Using Different Budgeting Procedures to Coordinate Principal-Agent Relationships
23 Pages Posted: 17 Aug 1999
Date Written: July 27, 1999
Principal-Agent models consider vertical coordination problems within a firm, when there is a trade-off between efficient risk-sharing and efficient incentives to work. One reason of the agency problem is the activity set available to the agent and the principal's inability to costlessly observe the agent's action choice. Budgeting systems reduce the agent's activity set, therefore reducing the agency problem. When applying a budgeting system e.g. in an overhead cost department, the principal determines the activity set which is available to the agent. Then, the principal might either specify several activities which account for known environmental conditions. Because of the different activities we address this alternative as a flexible budget. There, the agent's task is to choose one of the given activities. Alternatively, the principal might specify fewer activities that are available to the agent, i.e. she reduces the diversity of the agent's reactions to environmental conditions. Then, a rigid budget results.

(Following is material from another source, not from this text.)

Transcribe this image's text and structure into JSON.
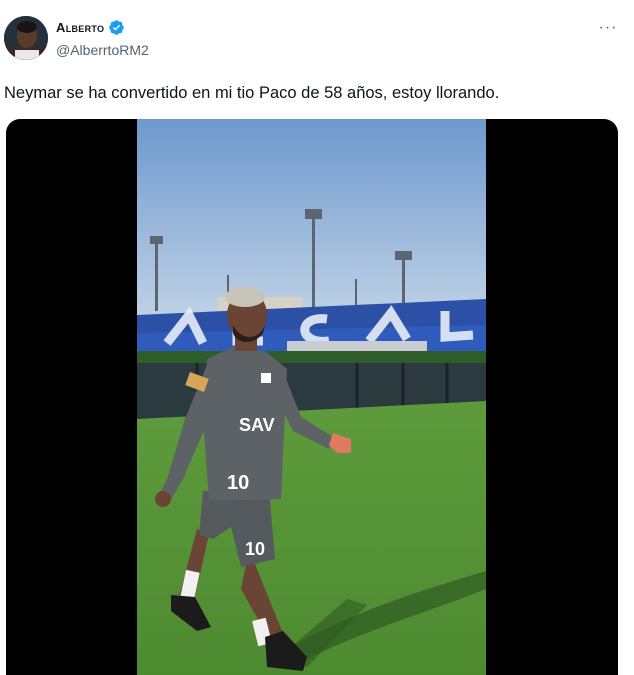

We analyze a moral hazard problem resulting from a combined hidden action and hidden information situation. The agency problem is formulated with the assumptions of the LEN-model. For several budgeting procedures we determine second best reward schedules, activity sets and levels, and show the conditions, where flexible or rigid budgeting systems are likewise to be applied to.
JEL Classification: M40, M46, D82
Suggested Citation: Suggested Citation